INFORMATION SHOWN:

((

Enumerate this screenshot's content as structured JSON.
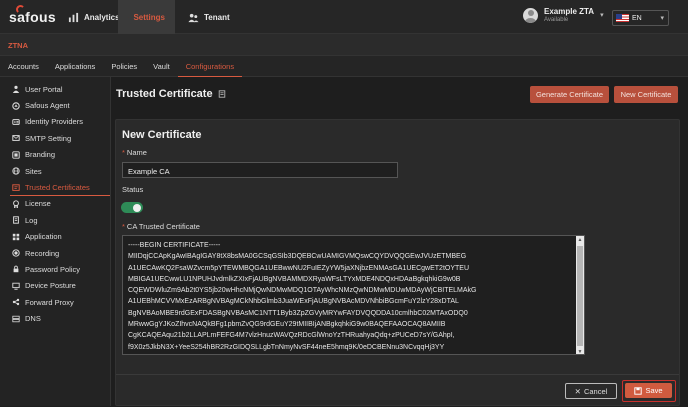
{
  "brand": {
    "logo_text": "safous"
  },
  "topnav": {
    "items": [
      {
        "label": "Analytics",
        "icon": "analytics-icon"
      },
      {
        "label": "Settings",
        "icon": "gear-icon",
        "active": true
      },
      {
        "label": "Tenant",
        "icon": "tenant-icon"
      }
    ]
  },
  "user": {
    "name": "Example ZTA",
    "status": "Available"
  },
  "language": {
    "code": "EN",
    "flag": "us-flag-icon"
  },
  "section": {
    "title": "ZTNA"
  },
  "subnav": {
    "items": [
      {
        "label": "Accounts"
      },
      {
        "label": "Applications"
      },
      {
        "label": "Policies"
      },
      {
        "label": "Vault"
      },
      {
        "label": "Configurations",
        "active": true
      }
    ]
  },
  "sidebar": {
    "items": [
      {
        "label": "User Portal",
        "icon": "user-icon"
      },
      {
        "label": "Safous Agent",
        "icon": "agent-icon"
      },
      {
        "label": "Identity Providers",
        "icon": "identity-icon"
      },
      {
        "label": "SMTP Setting",
        "icon": "mail-icon"
      },
      {
        "label": "Branding",
        "icon": "branding-icon"
      },
      {
        "label": "Sites",
        "icon": "globe-icon"
      },
      {
        "label": "Trusted Certificates",
        "icon": "certificate-icon",
        "active": true
      },
      {
        "label": "License",
        "icon": "license-icon"
      },
      {
        "label": "Log",
        "icon": "log-icon"
      },
      {
        "label": "Application",
        "icon": "application-icon"
      },
      {
        "label": "Recording",
        "icon": "recording-icon"
      },
      {
        "label": "Password Policy",
        "icon": "password-icon"
      },
      {
        "label": "Device Posture",
        "icon": "device-icon"
      },
      {
        "label": "Forward Proxy",
        "icon": "proxy-icon"
      },
      {
        "label": "DNS",
        "icon": "dns-icon"
      }
    ]
  },
  "page": {
    "title": "Trusted Certificate",
    "generate_label": "Generate Certificate",
    "new_label": "New Certificate"
  },
  "form": {
    "title": "New Certificate",
    "name_label": "Name",
    "name_value": "Example CA",
    "status_label": "Status",
    "status_on": true,
    "ca_label": "CA Trusted Certificate",
    "ca_lines": [
      "-----BEGIN CERTIFICATE-----",
      "MIIDqjCCApKgAwIBAgIGAY8tX8bsMA0GCSqGSIb3DQEBCwUAMIGVMQswCQYDVQQGEwJVUzETMBEG",
      "A1UECAwKQ2FsaWZvcm5pYTEWMBQGA1UEBwwNU2FuIEZyYW5jaXNjbzENMAsGA1UECgwET2tOYTEU",
      "MBIGA1UECwwLU1NPUHJvdmlkZXIxFjAUBgNVBAMMDXRyaWFsLTYxMDE4NDQxHDAaBgkqhkiG9w0B",
      "CQEWDWluZm9Ab2t0YS5jb20wHhcNMjQwNDMwMDQ1OTAyWhcNMzQwNDMwMDUwMDAyWjCBITELMAkG",
      "A1UEBhMCVVMxEzARBgNVBAgMCkNhbGlmb3JuaWExFjAUBgNVBAcMDVNhbiBGcmFuY2lzY28xDTAL",
      "BgNVBAoMBE9rdGExFDASBgNVBAsMC1NTT1Byb3ZpZGVyMRYwFAYDVQQDDA10cmlhbC02MTAxODQ0",
      "MRwwGgYJKoZIhvcNAQkBFg1pbmZvQG9rdGEuY29tMIIBIjANBgkqhkiG9w0BAQEFAAOCAQ8AMIIB",
      "CgKCAQEAqu21b2LLAPLmFEFG4M7vlzHnuzWAVQzRDcGlWnoYzTHRuahyaQdq+zPUCeD7sY/GAhpI,",
      "f9X0z5JkbN3X+YeeS254hBR2RzGIDQSLLgbTnNmyNvSF44neE5hmq9K/0eDCBENnu3NCvqqHj3YY"
    ]
  },
  "actions": {
    "cancel_label": "Cancel",
    "save_label": "Save"
  },
  "colors": {
    "accent": "#d85a40",
    "toggle_on": "#2e8b57",
    "background": "#1e1e1e"
  }
}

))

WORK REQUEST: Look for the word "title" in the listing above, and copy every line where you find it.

SOLUTION TO THIS EXERCISE:
    "title": "ZTNA"
    "title": "Trusted Certificate",
    "title": "New Certificate",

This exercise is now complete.